Summer 2016 Visual Design Intern: Win Shanokprasith
Freshkills Park is excited to introduce and welcome Win Shanokprasith, the new Visual Design Intern, to the team. Win is a recent graduate from the Maryland Institute College of Art, and he is an artist, designer, and arts educator.
What is your name and title?
My full name is Kawin Shanokprasith (pronounced: GA-WIN / SHA-NOK-PRA-SIT). It’s Thai, and Shanokprasith means “the Gift from Father.” It is also customary in Thailand for people to have nicknames—mine is “Win.” I am a Visual Design Intern at Freshkills Park!
What are you working on?
Freshkills Park is a delightfully small team.
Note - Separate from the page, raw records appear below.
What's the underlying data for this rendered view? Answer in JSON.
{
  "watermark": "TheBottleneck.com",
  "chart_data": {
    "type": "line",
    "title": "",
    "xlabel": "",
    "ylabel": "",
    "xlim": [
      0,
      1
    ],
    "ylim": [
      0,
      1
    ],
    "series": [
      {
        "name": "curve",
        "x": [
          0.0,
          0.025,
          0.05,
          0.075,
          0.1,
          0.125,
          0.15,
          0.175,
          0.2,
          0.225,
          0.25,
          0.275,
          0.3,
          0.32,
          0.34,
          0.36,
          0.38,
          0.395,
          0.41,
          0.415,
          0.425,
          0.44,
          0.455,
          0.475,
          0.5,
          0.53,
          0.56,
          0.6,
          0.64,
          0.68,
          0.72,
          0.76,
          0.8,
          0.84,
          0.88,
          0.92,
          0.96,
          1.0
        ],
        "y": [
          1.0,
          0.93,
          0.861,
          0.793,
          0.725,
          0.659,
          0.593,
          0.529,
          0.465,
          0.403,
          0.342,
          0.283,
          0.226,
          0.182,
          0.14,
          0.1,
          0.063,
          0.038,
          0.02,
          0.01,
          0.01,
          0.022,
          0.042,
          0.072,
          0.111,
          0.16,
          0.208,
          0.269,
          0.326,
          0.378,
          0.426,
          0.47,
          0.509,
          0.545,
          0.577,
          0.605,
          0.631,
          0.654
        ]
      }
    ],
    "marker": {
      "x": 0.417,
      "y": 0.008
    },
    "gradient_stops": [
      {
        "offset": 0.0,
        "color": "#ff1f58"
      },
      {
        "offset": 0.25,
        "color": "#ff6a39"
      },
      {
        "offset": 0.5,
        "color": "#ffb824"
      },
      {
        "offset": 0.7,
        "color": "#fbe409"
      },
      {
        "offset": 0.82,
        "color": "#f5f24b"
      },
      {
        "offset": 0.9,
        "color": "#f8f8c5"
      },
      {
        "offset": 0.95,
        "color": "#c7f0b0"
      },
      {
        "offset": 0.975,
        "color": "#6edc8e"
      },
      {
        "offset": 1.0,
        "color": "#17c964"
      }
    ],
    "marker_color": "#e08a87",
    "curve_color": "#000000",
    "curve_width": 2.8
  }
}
The size allows for each member to manage their own projects, while simultaneously encouraging team collaborations at the interdisciplinary level. As the Visual Design Intern, I am given the opportunity to not only optimize current projects, but actually head a few design projects and initiatives myself.
I am currently working on design aspects of a very exciting new education project called The Mobile Environmental Education Lab. As part of the Freshkills Park Environmental Education (EE) program, The Mobile EE Lab is an experiential learning project designed to improve the community’s understanding and engagement with Freshkills Park’s development. Its goal is as much about expanding the project’s community outreach as it is to make learning really, really fun. The Mobile EE Lab is a vehicle that functions as a mobile laboratory and an educational center that will be utilized for in situ lessons within the park’s multiple ecosystems as well as in off-site public events.
As the visual design intern, I am having fun developing the project identity. The project is defined by the design of the vehicle’s physical appearance: its signage, logo, interiors, and exteriors; the physical functions of the vehicle: how it would operate as a learning/research site, what amenities are needed, what technologies can aid the experience; and its public relations broadcast: the design of collateral print and web campaigns and the management of content distribution and advertisement.
It’s a fun project for which I get to design a car, learn about ecology on-site research processes, improve community engagement, and resituate ideas about education, interactive learning, and education user experiences.
What drew you to Freshkills Park?
I have always loved the idea of designing for not only designers and not only for design’s sake. It is interesting to note that contrary to its bold display, design is very much a supportive role whose stylistic and conceptual methodologies are singularly subjective to the projects it serves. Because of this, inventive designs are often direct results from great ideas.
I think that the Freshkills Park identity and design is very good, thanks to the continued collaboration with a number of very good design firms. The park’s Master Plan was done by James Corner Field Operations, the same firm that designed the High Line in Manhattan, while its identity is designed by Project Projects—whose design was based off of Pentagram’s work on the NYC Parks umbrella identity. It is as exciting as it is humbling to work under the standards of such an impressive oeuvre of design entities.
However, the most impressive and attractive facet about Freshkills Park to me is the ecological transformation. Freshkills, 2,200 acres in size, was used as a landfill for 53 years before it concluded operations in 2001. Now, there are ongoing ecological efforts to revitalize the land and altered ecosystem. It is such an exciting and grand opportunity for collaboration between artists and ecologists on one of the largest land reclamation projects in the world, expected to affect the socio-economic and cultural landscape of both Staten Island and greater New York City.
How can people send less waste to landfills?
The best thing about reducing landfill waste is that it is an effort that everybody can contribute to! You can start reducing waste by simply buying a little bit less, recycling a little bit more, and throwing away a little bit less food. This is understandingly becoming increasingly difficult as products become more and more excessively packaged and dependent to their package branding, leaving more packaging waste to be disposed in landfills. Easy ideas to reduce waste would be to:
- Buy food in bulk to reduce packaging and solid waste
- Carry water bottles instead of buying new ones (same goes for coffee!)
- Reusing shopping bags, glass jars, and plastic containers!
There are obviously many more ways you can reduce waste, such as saving leftovers instead of dumping them, so be creative! Small actions done in frequency will snowball into a great global drive.
This is a very good question and I have to be careful not to get too excited and carried away in the answer. I have a very specific color in mind, and I think the easiest way to explain it is to simply show it. We are going to have to reference Old Holland’s Classic Oil Colors Chart:
C205 O-H Blue-Violet. It is a mixture of Ultramarine Blue, Zinc Titanium White, and a Dioxazine Purple. It is a completely gorgeous deep blue that simultaneously emulates the deepness of an ocean and the lightness of a cool casted shadow. It’s hard not to love.